DOWNTOWN — At less than a mile long, Fort Washington Way is a major Downtown connector that gets commuters to I-75, I-71 and other major routes to the east and west. But, while it connects some parts of Downtown, some believe it disconnects other parts.
"It is a prevailing thought that Fort Washington Way creates a gap," said Lynn Jacobs-Horton, director of the Urban Land Institute in Cincinnati.
The gap, she and others say, is between the riverfront and the Central Business District. Coming up with ways to close the gap is the task of an international graduate student competition.
"If you could envision three acres of land that could be reclaimed by capping Fort Washington Way and the possibilities that come from that, that's what we believe we're missing," Jacobs-Horton said.
The Urban Land Institute Hines Student Competition is in its 17th year. Student teams from around the world compete to come up with urban design plans that simulate a real world urban design scenario. The winning team will receive $50,000 and the remaining finalist teams will receive $10,000 each.
"It's an idea competition," Jacobs-Horton said. "What caused the gaps between the Banks and our Central Business District? How could they bring solutions for Cincinnati to close that gap?"
Besides closing the gap, the teams needed to find a way to develop the new space that would attract visitors, workers and residents.
The teams include students majoring in engineering, urban planning, architecture, finance and other topics. Right now, the competition is in the finalist stage, narrowed down from 90 collegiate teams to four. Two teams are from the University of Texas-Austin, one team is from MIT/Harvard and one team from the University of Cincinnati.
"This is the first time UC has ever made it to the finals," said team leader Danielle Campbell, a graduate student majoring in community planning at the University of Cincinnati.
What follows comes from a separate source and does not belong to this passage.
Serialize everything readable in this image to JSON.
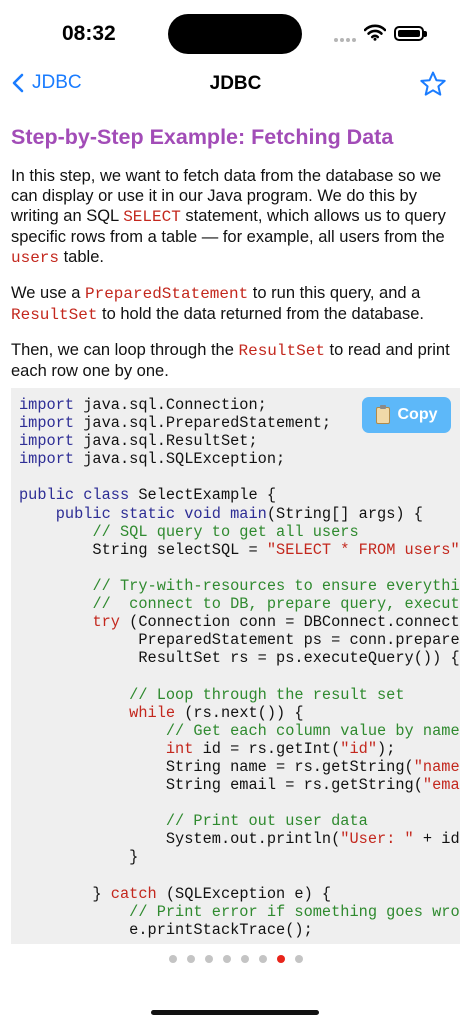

Last year, the team received an honorable mention.
"Doing it last year gave us a lot of experience with how we were starting the project," said Varsha Iyengar, UC team member and graduate student majoring in architecture. "We knew what to expect. We new how long we could allocate for certain tasks."
This is also the first time Cincinnati has been selected as a competition site, but that did not give UC's team an advantage.
"It was a blind jury," said Steve Kenat, an architect and principal with GBBN Architects. "We had no idea where the students were from."
Kenat was one of twelve jurors who narrowed down the entries to the four finalists.
"The jury was looking for balance between visionary thinking and something that could really re-invent our riverfront," he said. "They did not disappoint at all. There were some really great entries."
"We had multiple conversations on are we being progressive enough," Campbell said. UC students named their project The Anchor. Campbell said the idea was to converge a mix of uses from medical to startups to artistic in an area that's walkable, livable and workable.
The students had mixed feelings about the project site being in their backyards.
"It was definitely a good surprise seeing Cincinnati on the page," Iyengar said. But, they were also concerned about becoming complacent by the location.
"There's no one team that's going to have to a better chance," Campbell said. "Even if we are here right now, I do not picture that as something that's gonna make us the forefront."
By the way, the teams weren't allowed to visit the site until last week, including students at UC.
"They wanted to make it fair to everyone," said Lorrin Kline, an architecture graduate student at UC. "It was really a struggle for us because obviously we wanted to go down and see the site."
The winner will be announced on April 4, 2019 in a final presentation by the teams in Cincinnati. In addition, the teams' work will also be shared with city and country planners who remain interested in the idea of capping Fort Washington Way.